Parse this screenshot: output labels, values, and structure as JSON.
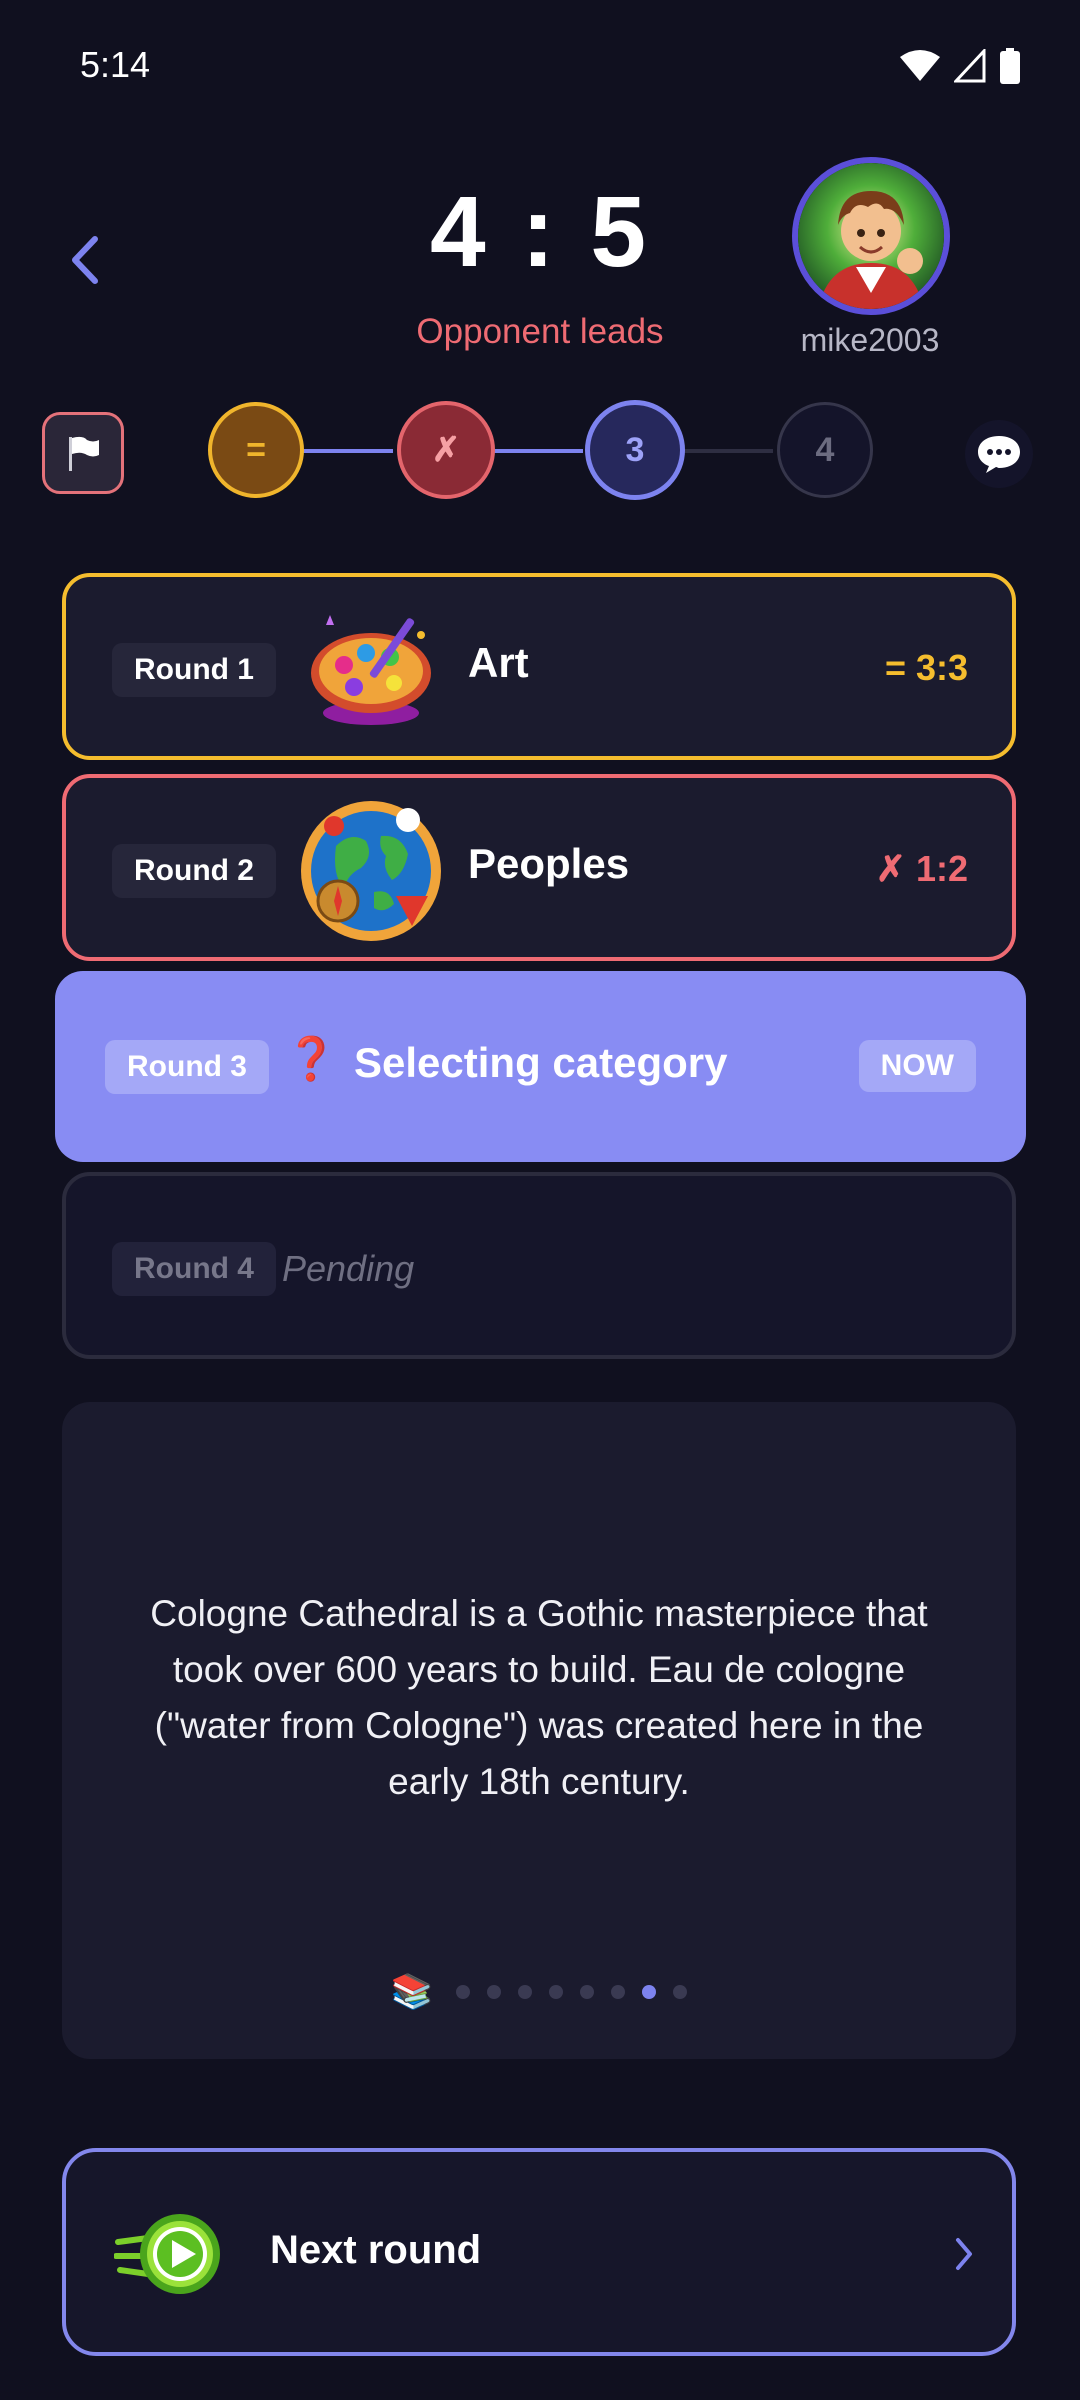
{
  "status_bar": {
    "time": "5:14"
  },
  "header": {
    "score": "4 : 5",
    "lead_text": "Opponent leads",
    "opponent": {
      "username": "mike2003"
    }
  },
  "progress": {
    "nodes": [
      {
        "label": "=",
        "state": "draw",
        "color": "#f0b52c"
      },
      {
        "label": "✗",
        "state": "lost",
        "color": "#e4656c"
      },
      {
        "label": "3",
        "state": "current",
        "color": "#7d83ef"
      },
      {
        "label": "4",
        "state": "pending",
        "color": "#36364b"
      }
    ]
  },
  "rounds": [
    {
      "tag": "Round 1",
      "category": "Art",
      "result": "= 3:3",
      "color": "#f5bd2e"
    },
    {
      "tag": "Round 2",
      "category": "Peoples",
      "result": "✗ 1:2",
      "color": "#ef6b73"
    },
    {
      "tag": "Round 3",
      "icon": "❓",
      "status": "Selecting category",
      "badge": "NOW",
      "color": "#888cf3"
    },
    {
      "tag": "Round 4",
      "status": "Pending"
    }
  ],
  "fact": {
    "text": "Cologne Cathedral is a Gothic masterpiece that took over 600 years to build. Eau de cologne (\"water from Cologne\") was created here in the early 18th century.",
    "icon": "📚",
    "page_count": 8,
    "active_page": 7
  },
  "next_button": {
    "label": "Next round"
  }
}
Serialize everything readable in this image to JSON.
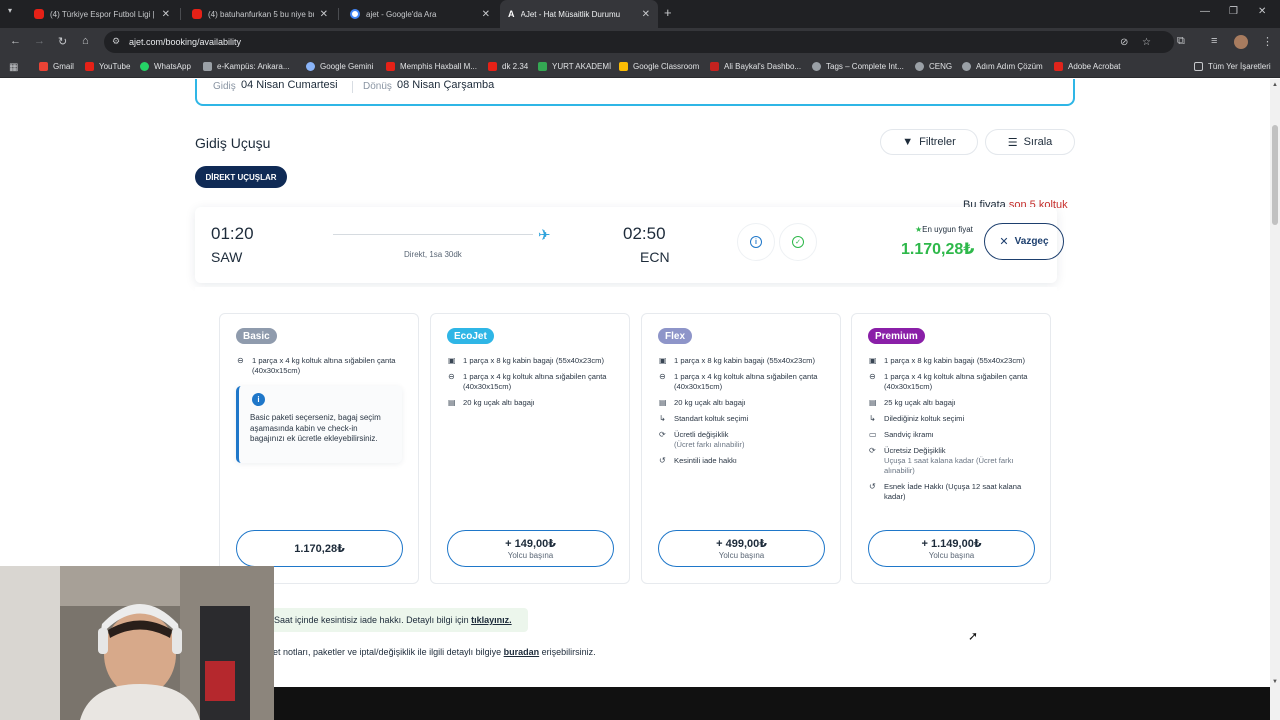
{
  "browser": {
    "tabs": [
      {
        "title": "(4) Türkiye Espor Futbol Ligi | 1:"
      },
      {
        "title": "(4) batuhanfurkan 5 bu niye bu"
      },
      {
        "title": "ajet - Google'da Ara"
      },
      {
        "title": "AJet - Hat Müsaitlik Durumu"
      }
    ],
    "url": "ajet.com/booking/availability",
    "bookmarks": [
      {
        "label": "Gmail",
        "color": "#ea4335"
      },
      {
        "label": "YouTube",
        "color": "#e62117"
      },
      {
        "label": "WhatsApp",
        "color": "#25d366"
      },
      {
        "label": "e-Kampüs: Ankara...",
        "color": "#9aa0a6"
      },
      {
        "label": "Google Gemini",
        "color": "#8ab4f8"
      },
      {
        "label": "Memphis Haxball M...",
        "color": "#e62117"
      },
      {
        "label": "dk 2.34",
        "color": "#e62117"
      },
      {
        "label": "YURT AKADEMİ",
        "color": "#34a853"
      },
      {
        "label": "Google Classroom",
        "color": "#fbbc04"
      },
      {
        "label": "Ali Baykal's Dashbo...",
        "color": "#c5221f"
      },
      {
        "label": "Tags – Complete Int...",
        "color": "#9aa0a6"
      },
      {
        "label": "CENG",
        "color": "#9aa0a6"
      },
      {
        "label": "Adım Adım Çözüm",
        "color": "#9aa0a6"
      },
      {
        "label": "Adobe Acrobat",
        "color": "#e0241b"
      }
    ],
    "all_bookmarks": "Tüm Yer İşaretleri"
  },
  "search_summary": {
    "departure_label": "Gidiş",
    "departure_date": "04 Nisan Cumartesi",
    "return_label": "Dönüş",
    "return_date": "08 Nisan Çarşamba"
  },
  "section": {
    "title": "Gidiş Uçuşu",
    "filter_label": "Filtreler",
    "sort_label": "Sırala",
    "direct_label": "DİREKT UÇUŞLAR",
    "seat_note_prefix": "Bu fiyata",
    "seat_note_highlight": "son 5 koltuk"
  },
  "flight": {
    "dep_time": "01:20",
    "dep_code": "SAW",
    "arr_time": "02:50",
    "arr_code": "ECN",
    "duration": "Direkt, 1sa 30dk",
    "best_label": "En uygun fiyat",
    "best_price": "1.170,28₺",
    "cancel_label": "Vazgeç"
  },
  "packages": [
    {
      "name": "Basic",
      "color": "#8f9bad",
      "features": [
        {
          "icon": "seat-bag-icon",
          "text": "1 parça x 4 kg koltuk altına sığabilen çanta (40x30x15cm)"
        }
      ],
      "info": "Basic paketi seçerseniz, bagaj seçim aşamasında kabin ve check-in bagajınızı ek ücretle ekleyebilirsiniz.",
      "price": "1.170,28₺",
      "per_person": ""
    },
    {
      "name": "EcoJet",
      "color": "#2fb6e6",
      "features": [
        {
          "icon": "cabin-bag-icon",
          "text": "1 parça x 8 kg kabin bagajı (55x40x23cm)"
        },
        {
          "icon": "seat-bag-icon",
          "text": "1 parça x 4 kg koltuk altına sığabilen çanta (40x30x15cm)"
        },
        {
          "icon": "luggage-icon",
          "text": "20 kg uçak altı bagajı"
        }
      ],
      "price": "+ 149,00₺",
      "per_person": "Yolcu başına"
    },
    {
      "name": "Flex",
      "color": "#8e95c9",
      "features": [
        {
          "icon": "cabin-bag-icon",
          "text": "1 parça x 8 kg kabin bagajı (55x40x23cm)"
        },
        {
          "icon": "seat-bag-icon",
          "text": "1 parça x 4 kg koltuk altına sığabilen çanta (40x30x15cm)"
        },
        {
          "icon": "luggage-icon",
          "text": "20 kg uçak altı bagajı"
        },
        {
          "icon": "seat-icon",
          "text": "Standart koltuk seçimi"
        },
        {
          "icon": "change-icon",
          "text": "Ücretli değişiklik",
          "sub": "(Ücret farkı alınabilir)"
        },
        {
          "icon": "refund-icon",
          "text": "Kesintili iade hakkı"
        }
      ],
      "price": "+ 499,00₺",
      "per_person": "Yolcu başına"
    },
    {
      "name": "Premium",
      "color": "#8a1fa8",
      "features": [
        {
          "icon": "cabin-bag-icon",
          "text": "1 parça x 8 kg kabin bagajı (55x40x23cm)"
        },
        {
          "icon": "seat-bag-icon",
          "text": "1 parça x 4 kg koltuk altına sığabilen çanta (40x30x15cm)"
        },
        {
          "icon": "luggage-icon",
          "text": "25 kg uçak altı bagajı"
        },
        {
          "icon": "seat-icon",
          "text": "Dilediğiniz koltuk seçimi"
        },
        {
          "icon": "sandwich-icon",
          "text": "Sandviç ikramı"
        },
        {
          "icon": "change-icon",
          "text": "Ücretsiz Değişiklik",
          "sub": "Uçuşa 1 saat kalana kadar (Ücret farkı alınabilir)"
        },
        {
          "icon": "refund-icon",
          "text": "Esnek İade Hakkı (Uçuşa 12 saat kalana kadar)"
        }
      ],
      "price": "+ 1.149,00₺",
      "per_person": "Yolcu başına"
    }
  ],
  "notices": {
    "refund_text": "Saat içinde kesintisiz iade hakkı. Detaylı bilgi için",
    "refund_link": "tıklayınız.",
    "fare_text_pre": "ret notları, paketler ve iptal/değişiklik ile ilgili detaylı bilgiye",
    "fare_link": "buradan",
    "fare_text_post": "erişebilirsiniz."
  }
}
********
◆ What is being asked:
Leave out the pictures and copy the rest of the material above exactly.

◆ Result for this exercise:
Parse this screenshot: output labels, values, and structure as JSON.
{
  "status_bar": {
    "time": "5:14"
  },
  "header": {
    "score": "4 : 5",
    "lead_text": "Opponent leads",
    "opponent": {
      "username": "mike2003"
    }
  },
  "progress": {
    "nodes": [
      {
        "label": "=",
        "state": "draw",
        "color": "#f0b52c"
      },
      {
        "label": "✗",
        "state": "lost",
        "color": "#e4656c"
      },
      {
        "label": "3",
        "state": "current",
        "color": "#7d83ef"
      },
      {
        "label": "4",
        "state": "pending",
        "color": "#36364b"
      }
    ]
  },
  "rounds": [
    {
      "tag": "Round 1",
      "category": "Art",
      "result": "= 3:3",
      "color": "#f5bd2e"
    },
    {
      "tag": "Round 2",
      "category": "Peoples",
      "result": "✗ 1:2",
      "color": "#ef6b73"
    },
    {
      "tag": "Round 3",
      "icon": "❓",
      "status": "Selecting category",
      "badge": "NOW",
      "color": "#888cf3"
    },
    {
      "tag": "Round 4",
      "status": "Pending"
    }
  ],
  "fact": {
    "text": "Cologne Cathedral is a Gothic masterpiece that took over 600 years to build. Eau de cologne (\"water from Cologne\") was created here in the early 18th century.",
    "icon": "📚",
    "page_count": 8,
    "active_page": 7
  },
  "next_button": {
    "label": "Next round"
  }
}
Serialize everything readable in this image to JSON.
{
  "browser": {
    "tabs": [
      {
        "title": "(4) Türkiye Espor Futbol Ligi | 1:"
      },
      {
        "title": "(4) batuhanfurkan 5 bu niye bu"
      },
      {
        "title": "ajet - Google'da Ara"
      },
      {
        "title": "AJet - Hat Müsaitlik Durumu"
      }
    ],
    "url": "ajet.com/booking/availability",
    "bookmarks": [
      {
        "label": "Gmail",
        "color": "#ea4335"
      },
      {
        "label": "YouTube",
        "color": "#e62117"
      },
      {
        "label": "WhatsApp",
        "color": "#25d366"
      },
      {
        "label": "e-Kampüs: Ankara...",
        "color": "#9aa0a6"
      },
      {
        "label": "Google Gemini",
        "color": "#8ab4f8"
      },
      {
        "label": "Memphis Haxball M...",
        "color": "#e62117"
      },
      {
        "label": "dk 2.34",
        "color": "#e62117"
      },
      {
        "label": "YURT AKADEMİ",
        "color": "#34a853"
      },
      {
        "label": "Google Classroom",
        "color": "#fbbc04"
      },
      {
        "label": "Ali Baykal's Dashbo...",
        "color": "#c5221f"
      },
      {
        "label": "Tags – Complete Int...",
        "color": "#9aa0a6"
      },
      {
        "label": "CENG",
        "color": "#9aa0a6"
      },
      {
        "label": "Adım Adım Çözüm",
        "color": "#9aa0a6"
      },
      {
        "label": "Adobe Acrobat",
        "color": "#e0241b"
      }
    ],
    "all_bookmarks": "Tüm Yer İşaretleri"
  },
  "search_summary": {
    "departure_label": "Gidiş",
    "departure_date": "04 Nisan Cumartesi",
    "return_label": "Dönüş",
    "return_date": "08 Nisan Çarşamba"
  },
  "section": {
    "title": "Gidiş Uçuşu",
    "filter_label": "Filtreler",
    "sort_label": "Sırala",
    "direct_label": "DİREKT UÇUŞLAR",
    "seat_note_prefix": "Bu fiyata",
    "seat_note_highlight": "son 5 koltuk"
  },
  "flight": {
    "dep_time": "01:20",
    "dep_code": "SAW",
    "arr_time": "02:50",
    "arr_code": "ECN",
    "duration": "Direkt, 1sa 30dk",
    "best_label": "En uygun fiyat",
    "best_price": "1.170,28₺",
    "cancel_label": "Vazgeç"
  },
  "packages": [
    {
      "name": "Basic",
      "color": "#8f9bad",
      "features": [
        {
          "icon": "seat-bag-icon",
          "text": "1 parça x 4 kg koltuk altına sığabilen çanta (40x30x15cm)"
        }
      ],
      "info": "Basic paketi seçerseniz, bagaj seçim aşamasında kabin ve check-in bagajınızı ek ücretle ekleyebilirsiniz.",
      "price": "1.170,28₺",
      "per_person": ""
    },
    {
      "name": "EcoJet",
      "color": "#2fb6e6",
      "features": [
        {
          "icon": "cabin-bag-icon",
          "text": "1 parça x 8 kg kabin bagajı (55x40x23cm)"
        },
        {
          "icon": "seat-bag-icon",
          "text": "1 parça x 4 kg koltuk altına sığabilen çanta (40x30x15cm)"
        },
        {
          "icon": "luggage-icon",
          "text": "20 kg uçak altı bagajı"
        }
      ],
      "price": "+ 149,00₺",
      "per_person": "Yolcu başına"
    },
    {
      "name": "Flex",
      "color": "#8e95c9",
      "features": [
        {
          "icon": "cabin-bag-icon",
          "text": "1 parça x 8 kg kabin bagajı (55x40x23cm)"
        },
        {
          "icon": "seat-bag-icon",
          "text": "1 parça x 4 kg koltuk altına sığabilen çanta (40x30x15cm)"
        },
        {
          "icon": "luggage-icon",
          "text": "20 kg uçak altı bagajı"
        },
        {
          "icon": "seat-icon",
          "text": "Standart koltuk seçimi"
        },
        {
          "icon": "change-icon",
          "text": "Ücretli değişiklik",
          "sub": "(Ücret farkı alınabilir)"
        },
        {
          "icon": "refund-icon",
          "text": "Kesintili iade hakkı"
        }
      ],
      "price": "+ 499,00₺",
      "per_person": "Yolcu başına"
    },
    {
      "name": "Premium",
      "color": "#8a1fa8",
      "features": [
        {
          "icon": "cabin-bag-icon",
          "text": "1 parça x 8 kg kabin bagajı (55x40x23cm)"
        },
        {
          "icon": "seat-bag-icon",
          "text": "1 parça x 4 kg koltuk altına sığabilen çanta (40x30x15cm)"
        },
        {
          "icon": "luggage-icon",
          "text": "25 kg uçak altı bagajı"
        },
        {
          "icon": "seat-icon",
          "text": "Dilediğiniz koltuk seçimi"
        },
        {
          "icon": "sandwich-icon",
          "text": "Sandviç ikramı"
        },
        {
          "icon": "change-icon",
          "text": "Ücretsiz Değişiklik",
          "sub": "Uçuşa 1 saat kalana kadar (Ücret farkı alınabilir)"
        },
        {
          "icon": "refund-icon",
          "text": "Esnek İade Hakkı (Uçuşa 12 saat kalana kadar)"
        }
      ],
      "price": "+ 1.149,00₺",
      "per_person": "Yolcu başına"
    }
  ],
  "notices": {
    "refund_text": "Saat içinde kesintisiz iade hakkı. Detaylı bilgi için",
    "refund_link": "tıklayınız.",
    "fare_text_pre": "ret notları, paketler ve iptal/değişiklik ile ilgili detaylı bilgiye",
    "fare_link": "buradan",
    "fare_text_post": "erişebilirsiniz."
  }
}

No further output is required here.